12:14pm PT by Lacey Rose
Inside Shonda Rhimes' First Netflix Series 'Bridgerton': "We're Not Making Your Grandmother's Period Piece"
At long last, Shondaland is readying its landing in the streaming era.
Up first, from Shonda Rhimes' nine-figure Netflix deal is Bridgerton, a sweeping Regency-era period piece set to debut Christmas Day on the service. Though the project bears Shondaland vet Chris Van Dusen's name as its creator and showrunner, it was Rhimes who found and quickly devoured the popular romance novels on which the series is based.
"I remember I was almost scaring people, like, 'We have to get these crazy romance novels -- they're hot and they're sexy and they're really interesting,'" says Rhimes. That the multi-book collection from author Julia Quinn had an expansive web of characters and entry points as well as a fervent international fanbase made Rhimes that much more confident in its streaming potential.
Still, Rhimes' longtime producing partner Betsy Beers and Netflix's co-CEO Ted Sarandos both acknowledge that they were initially skeptical, in part because it was a genre neither had dabbled much in. "And I was clearly, totally and absolutely wrong," says Beers with a laugh.
As for Van Dusen, he wasn't expecting for a massive period piece to land on his plate, having spent his entire career prior devoted to hospital dramas (Grey's Anatomy) and political intrigue series (Scandal). "I'll admit I had to look over my shoulder, like, 'Is she really talking to me?'" he says of the initial conversation with Rhimes, who sat him down in her office and suggested he'd be perfect to run the series. "But Shonda seems to have an innate ability to see things that other people don't see, even in themselves."
Of course, Van Dusen would need to get busy, having not yet read the Bridgerton book series. He did so immediately and fell in love with the stories. "They had all elements I love: romance, sexiness and intrigue," he says, "all of this with a super funny, delightful family at its heart." And with Rhimes attached, the TV adaptation -- which would be shot across the pond in the U.K. -- was bound to be inclusive in its casting, fresh in its look and timely in its storylines as well.

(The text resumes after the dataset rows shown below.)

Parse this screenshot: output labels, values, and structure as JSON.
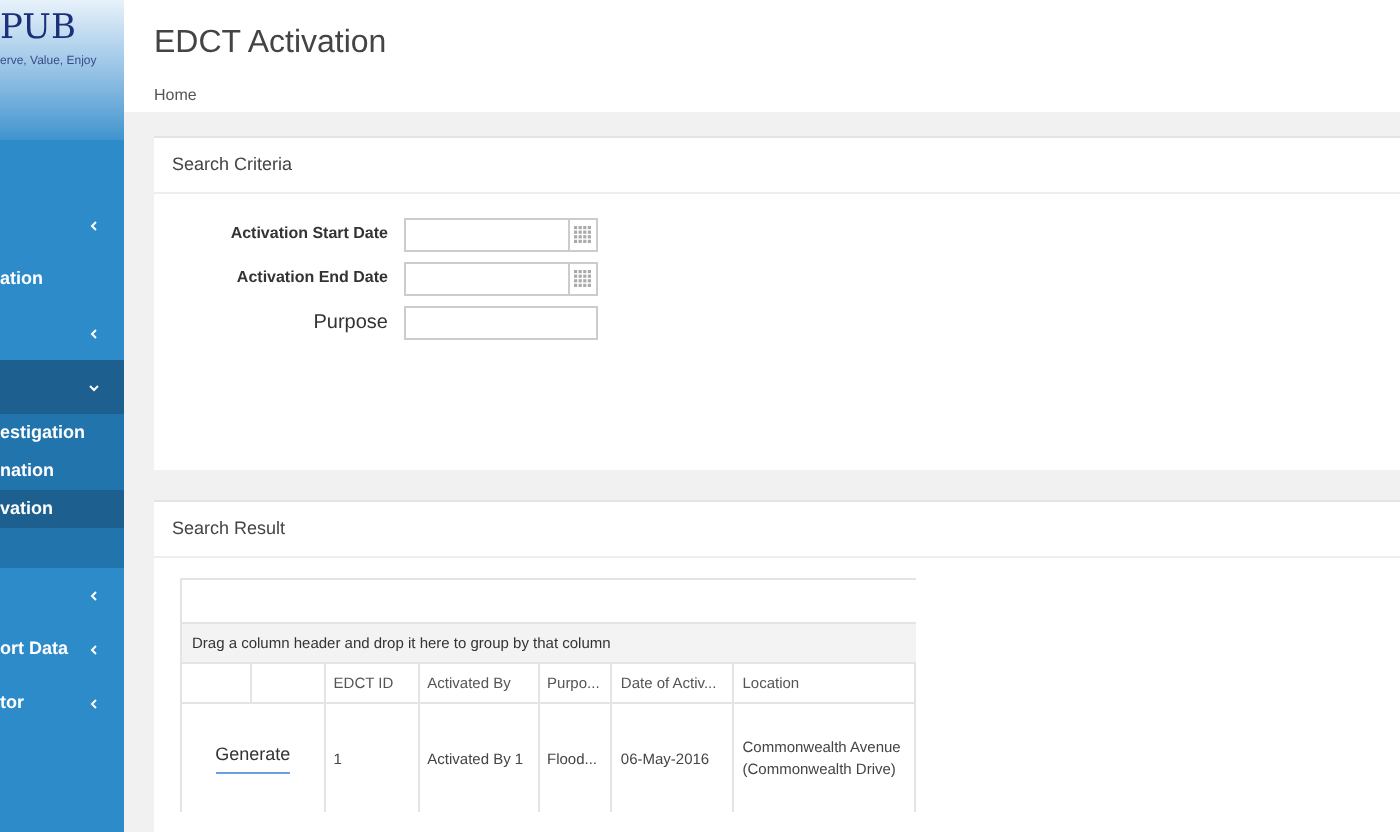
{
  "logo": {
    "name": "PUB",
    "tagline": "erve, Value, Enjoy"
  },
  "sidebar": {
    "items": [
      {
        "expanded": false
      },
      {
        "label": "ation"
      },
      {
        "expanded": false
      },
      {
        "expanded": true,
        "children": [
          {
            "label": "estigation",
            "selected": false
          },
          {
            "label": "nation",
            "selected": false
          },
          {
            "label": "vation",
            "selected": true
          }
        ]
      },
      {
        "expanded": false
      },
      {
        "label": "ort Data",
        "expanded": false
      },
      {
        "label": "tor",
        "expanded": false
      }
    ]
  },
  "page": {
    "title": "EDCT Activation",
    "breadcrumb": "Home"
  },
  "search_criteria": {
    "title": "Search Criteria",
    "fields": [
      {
        "kind": "date",
        "label": "Activation Start Date"
      },
      {
        "kind": "date",
        "label": "Activation End Date"
      },
      {
        "kind": "text",
        "label": "Purpose"
      }
    ]
  },
  "search_result": {
    "title": "Search Result",
    "group_hint": "Drag a column header and drop it here to group by that column",
    "columns": [
      "EDCT ID",
      "Activated By",
      "Purpo...",
      "Date of Activ...",
      "Location"
    ],
    "rows": [
      {
        "action": "Generate",
        "cells": [
          "1",
          "Activated By 1",
          "Flood...",
          "06-May-2016",
          "Commonwealth Avenue (Commonwealth Drive)"
        ]
      }
    ]
  }
}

"Period shows tend to be a little conservative and a little traditional," says the showrunner, who reveals his marching orders were to make this effort as relatable to a modern audience as possible, something he was able to do through explorations of race, gender, sexuality and class.

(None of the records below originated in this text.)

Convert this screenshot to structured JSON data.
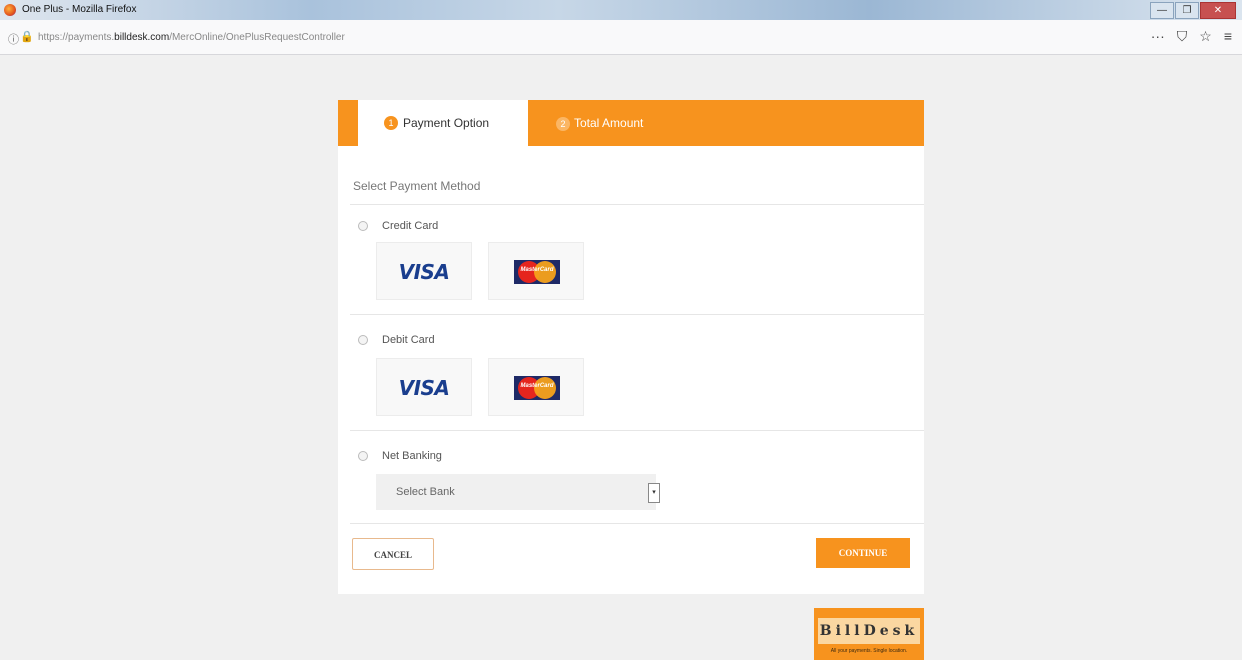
{
  "window": {
    "title": "One Plus - Mozilla Firefox",
    "minimize": "—",
    "maximize": "❐",
    "close": "✕"
  },
  "browser": {
    "url_prefix": "https://payments.",
    "url_domain": "billdesk.com",
    "url_path": "/MercOnline/OnePlusRequestController",
    "tools": [
      "···",
      "⛉",
      "☆",
      "≡"
    ]
  },
  "tabs": [
    {
      "num": "1",
      "label": "Payment Option"
    },
    {
      "num": "2",
      "label": "Total Amount"
    }
  ],
  "heading": "Select Payment Method",
  "options": {
    "credit": {
      "label": "Credit Card"
    },
    "debit": {
      "label": "Debit Card"
    },
    "netbanking": {
      "label": "Net Banking"
    }
  },
  "card_logos": {
    "visa": "VISA",
    "mastercard": "MasterCard"
  },
  "bank_select": {
    "value": "Select Bank",
    "arrow": "▾"
  },
  "buttons": {
    "cancel": "CANCEL",
    "continue": "CONTINUE"
  },
  "brand": {
    "name": "BillDesk",
    "tagline": "All your payments. Single location."
  },
  "colors": {
    "accent": "#f7931e",
    "visa_blue": "#1a3e8e"
  }
}
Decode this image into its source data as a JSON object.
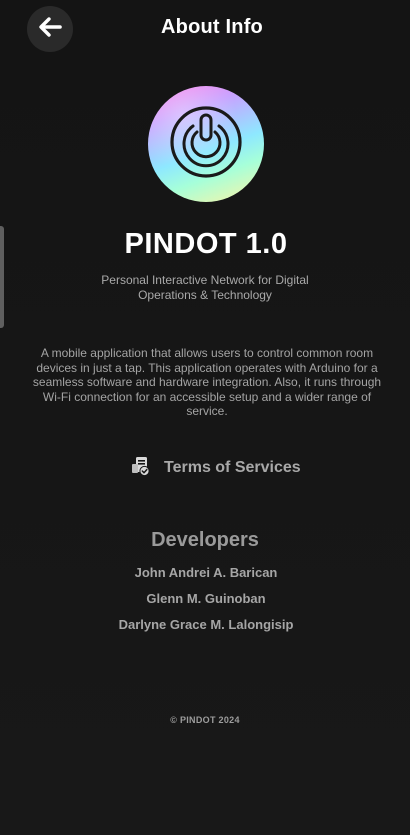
{
  "header": {
    "title": "About Info",
    "back_icon": "arrow-left-icon"
  },
  "app": {
    "logo_icon": "power-icon",
    "name": "PINDOT 1.0",
    "subtitle": "Personal Interactive Network for Digital Operations & Technology",
    "description": "A mobile application that allows users to control common room devices in just a tap. This application operates with Arduino for a seamless software and hardware integration. Also, it runs through Wi-Fi connection for an accessible setup and a wider range of service."
  },
  "terms": {
    "label": "Terms of Services",
    "icon": "document-check-icon"
  },
  "developers": {
    "heading": "Developers",
    "names": [
      "John Andrei A. Barican",
      "Glenn M. Guinoban",
      "Darlyne Grace M. Lalongisip"
    ]
  },
  "footer": {
    "copyright": "© PINDOT 2024"
  },
  "colors": {
    "background": "#151515",
    "text_primary": "#ffffff",
    "text_secondary": "#a6a6a6",
    "back_button_bg": "#2a2a2a",
    "logo_gradient": [
      "#ff7be9",
      "#c8a2ff",
      "#8ee8ff",
      "#a6ffd9",
      "#fff3a3"
    ]
  }
}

Put another way, per Van Dusen: "We're not making your grandmother's period show."